3. Multiple choice and True/False tests are NOT appropriate for college level math courses and are not permitted. It is critical that students learn to communicate their work thoroughly and clearly with appropriate notation. There may, however, be specific questions on some exams, especially those that explore fundamental definitions or compare and contrast concepts, that can be well posed in a multiple choice or true/false format. Examples: "Which of the following is NOT a condition of the Mean Value Theorem?" "Is the following statistical scenario a random sample, a stratified sample or a convenience sample?" In addition, questions that call upon students to write about mathematics may be appropriate. Example: "In your own words, describe how you would choose a factoring technique for a given polynomial."
4. Instructors are strongly discouraged from granting "retests" to students who want to repeat tests for higher grades.
5. Please announce all tests at least a week in advance. Exams should be graded and returned to students within a week.
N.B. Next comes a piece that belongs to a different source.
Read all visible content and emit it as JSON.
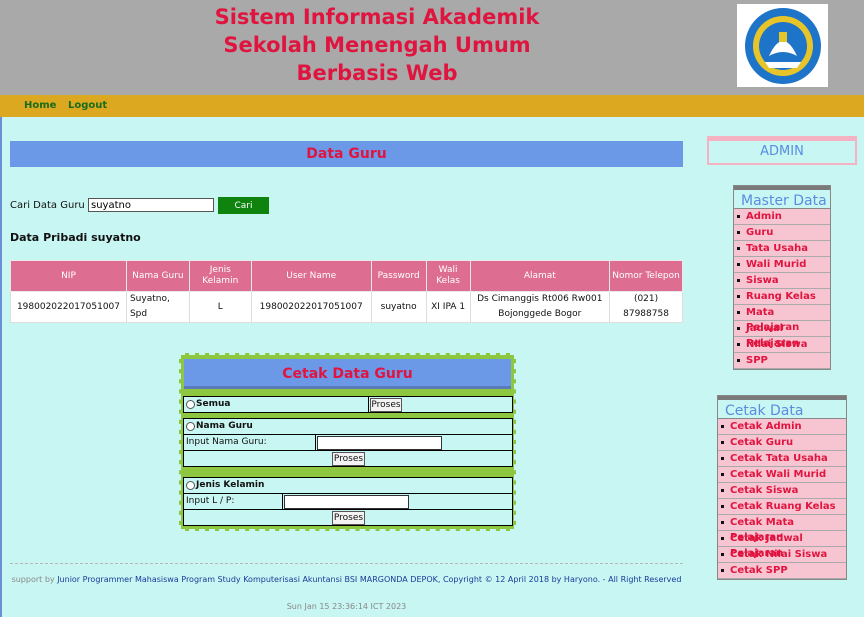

6. IF you decide to give your students a review sheet for a test, it should NOT be the test itself with different numbers.
Procedures at the End of the Semester
1. A grade of Incomplete (I) should only be given to students who:
a. Have missed only the final exam and perhaps a few other assignments.
b. Have a reasonable chance of passing the course.
The instructor and the student must fill out an I contract, available from the division office or the Resources for Instructors page, and must agree on a deadline which can be no later than the end of the next long semester. An incomplete only extends deadline time; it does not permit the student to sit in on another class the following semester. If the student does not complete the requirements of the I contract by the deadline, the grade automatically reverts to F.
2. Once instructors have calculated final grades for their courses, those grades are entered online in MyLoneStar. Instructions are available from the division office.
3. The following documentation needs to be turned in electronically to the division office at the end of the semester by the date announced by the division coordinators. Instructions will be forwarded near the end of the semester.
a. A signed copy of printouts of the online grades from MyLoneStar.
b. A copy of the gradebook and attendance records for the semester
c. A thorough written description of how the letter grade has been determined from the grades on the grade sheet.
4. Instructors should keep a copy of all grade and attendance records, final exams and any other work not collected by the students for at least one calendar year after the last day of the semester.